> _WORK TO BE COMPLETED_
Within the listing below, filter for "text" and copy every matching line.

> _LISTED RECORDS_
◇ ◇ ◇ ◇ ◇ ◇ ◇

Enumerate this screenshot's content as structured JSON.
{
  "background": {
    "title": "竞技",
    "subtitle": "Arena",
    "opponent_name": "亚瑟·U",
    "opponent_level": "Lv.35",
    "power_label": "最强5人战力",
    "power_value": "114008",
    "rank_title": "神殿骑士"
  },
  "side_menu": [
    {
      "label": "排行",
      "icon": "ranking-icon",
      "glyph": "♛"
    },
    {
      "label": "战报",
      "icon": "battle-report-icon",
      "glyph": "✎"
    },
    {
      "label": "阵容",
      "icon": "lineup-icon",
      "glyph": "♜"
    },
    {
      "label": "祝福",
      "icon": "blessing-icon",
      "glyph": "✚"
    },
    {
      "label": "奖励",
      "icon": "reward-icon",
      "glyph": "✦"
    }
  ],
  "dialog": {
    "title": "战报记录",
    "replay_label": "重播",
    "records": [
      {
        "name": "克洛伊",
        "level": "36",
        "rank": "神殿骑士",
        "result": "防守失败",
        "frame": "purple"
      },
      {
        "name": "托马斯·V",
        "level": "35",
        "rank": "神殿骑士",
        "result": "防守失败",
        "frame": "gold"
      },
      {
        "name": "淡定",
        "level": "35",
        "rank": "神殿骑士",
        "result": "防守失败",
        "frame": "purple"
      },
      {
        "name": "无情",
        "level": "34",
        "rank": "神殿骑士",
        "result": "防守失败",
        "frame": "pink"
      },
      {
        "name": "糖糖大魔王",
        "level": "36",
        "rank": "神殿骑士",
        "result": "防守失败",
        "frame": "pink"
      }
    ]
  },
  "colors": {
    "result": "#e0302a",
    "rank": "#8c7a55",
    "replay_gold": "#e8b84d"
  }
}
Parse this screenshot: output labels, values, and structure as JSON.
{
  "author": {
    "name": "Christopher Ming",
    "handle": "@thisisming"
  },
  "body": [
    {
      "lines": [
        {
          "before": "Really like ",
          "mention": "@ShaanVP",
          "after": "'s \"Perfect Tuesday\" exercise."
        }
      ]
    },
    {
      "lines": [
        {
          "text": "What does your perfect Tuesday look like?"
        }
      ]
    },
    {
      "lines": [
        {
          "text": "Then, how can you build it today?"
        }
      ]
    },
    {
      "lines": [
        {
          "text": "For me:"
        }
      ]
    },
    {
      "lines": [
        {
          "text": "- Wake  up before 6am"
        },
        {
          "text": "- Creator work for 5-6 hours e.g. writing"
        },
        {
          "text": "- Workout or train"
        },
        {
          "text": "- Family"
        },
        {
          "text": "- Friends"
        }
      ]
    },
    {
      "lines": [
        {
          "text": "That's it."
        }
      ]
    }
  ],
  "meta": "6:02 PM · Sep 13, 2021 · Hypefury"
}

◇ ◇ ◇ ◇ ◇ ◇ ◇

> _TASK RESULT_
          "text": "What does your perfect Tuesday look like?"
          "text": "Then, how can you build it today?"
          "text": "For me:"
          "text": "- Wake  up before 6am"
          "text": "- Creator work for 5-6 hours e.g. writing"
          "text": "- Workout or train"
          "text": "- Family"
          "text": "- Friends"
          "text": "That's it."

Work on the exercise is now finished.